Dataset records
- - -
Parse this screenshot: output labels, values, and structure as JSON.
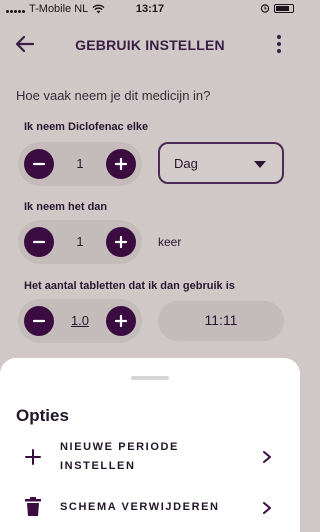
{
  "status": {
    "carrier": "T-Mobile NL",
    "time": "13:17"
  },
  "header": {
    "title": "GEBRUIK INSTELLEN"
  },
  "form": {
    "question": "Hoe vaak neem je dit medicijn in?",
    "frequency": {
      "label": "Ik neem Diclofenac elke",
      "value": "1",
      "period": "Dag"
    },
    "times": {
      "label": "Ik neem het dan",
      "value": "1",
      "unit": "keer"
    },
    "dose": {
      "label": "Het aantal tabletten dat ik dan gebruik is",
      "value": "1.0",
      "time": "11:11"
    }
  },
  "sheet": {
    "title": "Opties",
    "options": [
      {
        "label_line1": "NIEUWE PERIODE",
        "label_line2": "INSTELLEN",
        "icon": "plus-icon"
      },
      {
        "label_line1": "SCHEMA VERWIJDEREN",
        "icon": "trash-icon"
      }
    ]
  },
  "colors": {
    "primary": "#3a0c3f",
    "background_dimmed": "#cfc8c6",
    "sheet": "#ffffff"
  }
}
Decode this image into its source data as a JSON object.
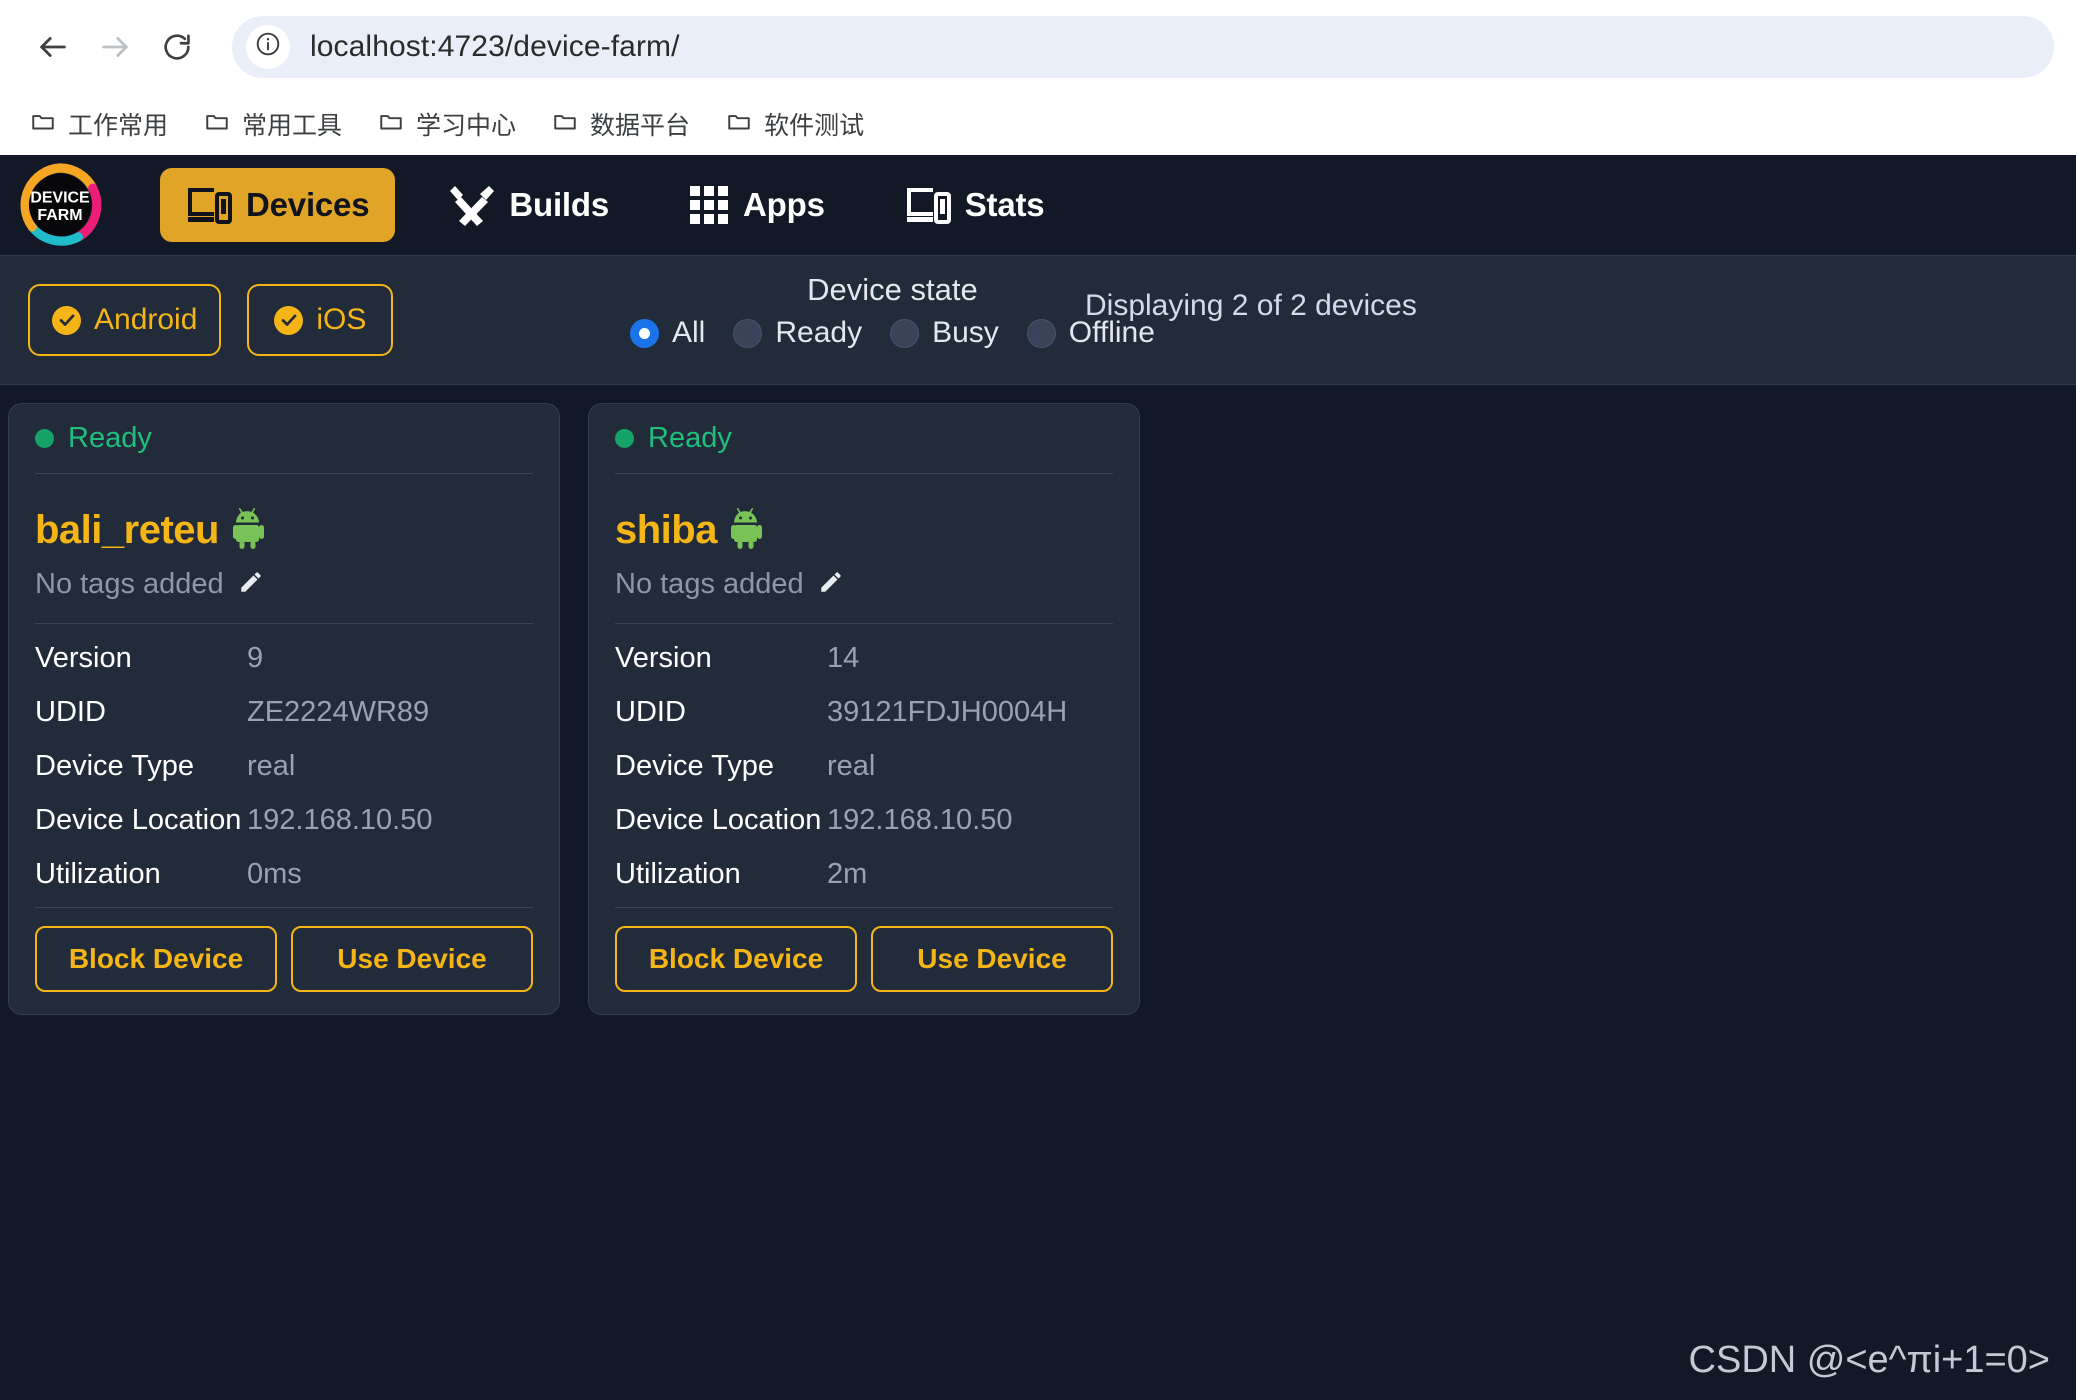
{
  "browser": {
    "back_icon": "back-arrow-icon",
    "forward_icon": "forward-arrow-icon",
    "reload_icon": "reload-icon",
    "info_icon": "info-icon",
    "url": "localhost:4723/device-farm/",
    "bookmarks": [
      {
        "label": "工作常用",
        "icon": "folder-icon"
      },
      {
        "label": "常用工具",
        "icon": "folder-icon"
      },
      {
        "label": "学习中心",
        "icon": "folder-icon"
      },
      {
        "label": "数据平台",
        "icon": "folder-icon"
      },
      {
        "label": "软件测试",
        "icon": "folder-icon"
      }
    ]
  },
  "app": {
    "logo": {
      "line1": "DEVICE",
      "line2": "FARM"
    },
    "nav": [
      {
        "label": "Devices",
        "icon": "devices-icon",
        "active": true
      },
      {
        "label": "Builds",
        "icon": "tools-icon",
        "active": false
      },
      {
        "label": "Apps",
        "icon": "grid-icon",
        "active": false
      },
      {
        "label": "Stats",
        "icon": "devices-icon",
        "active": false
      }
    ]
  },
  "filters": {
    "platforms": [
      {
        "label": "Android",
        "icon": "check-circle-icon",
        "selected": true
      },
      {
        "label": "iOS",
        "icon": "check-circle-icon",
        "selected": true
      }
    ],
    "device_state": {
      "title": "Device state",
      "options": [
        {
          "label": "All",
          "checked": true
        },
        {
          "label": "Ready",
          "checked": false
        },
        {
          "label": "Busy",
          "checked": false
        },
        {
          "label": "Offline",
          "checked": false
        }
      ]
    },
    "display_count": "Displaying 2 of 2 devices"
  },
  "devices": [
    {
      "status": "Ready",
      "name": "bali_reteu",
      "platform_icon": "android-robot-icon",
      "tags": "No tags added",
      "edit_icon": "pencil-icon",
      "specs": [
        {
          "label": "Version",
          "value": "9"
        },
        {
          "label": "UDID",
          "value": "ZE2224WR89"
        },
        {
          "label": "Device Type",
          "value": "real"
        },
        {
          "label": "Device Location",
          "value": "192.168.10.50"
        },
        {
          "label": "Utilization",
          "value": "0ms"
        }
      ],
      "actions": [
        {
          "label": "Block Device"
        },
        {
          "label": "Use Device"
        }
      ]
    },
    {
      "status": "Ready",
      "name": "shiba",
      "platform_icon": "android-robot-icon",
      "tags": "No tags added",
      "edit_icon": "pencil-icon",
      "specs": [
        {
          "label": "Version",
          "value": "14"
        },
        {
          "label": "UDID",
          "value": "39121FDJH0004H"
        },
        {
          "label": "Device Type",
          "value": "real"
        },
        {
          "label": "Device Location",
          "value": "192.168.10.50"
        },
        {
          "label": "Utilization",
          "value": "2m"
        }
      ],
      "actions": [
        {
          "label": "Block Device"
        },
        {
          "label": "Use Device"
        }
      ]
    }
  ],
  "watermark": "CSDN @<e^πi+1=0>",
  "colors": {
    "accent": "#f5b516",
    "nav_active_bg": "#e0a526",
    "page_bg": "#121826",
    "card_bg": "#222b3a",
    "ready_green": "#1fbf7d",
    "radio_blue": "#1a73e8",
    "android_green": "#78c257"
  }
}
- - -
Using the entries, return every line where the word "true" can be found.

        "active": true
        "selected": true
        "selected": true
          "checked": true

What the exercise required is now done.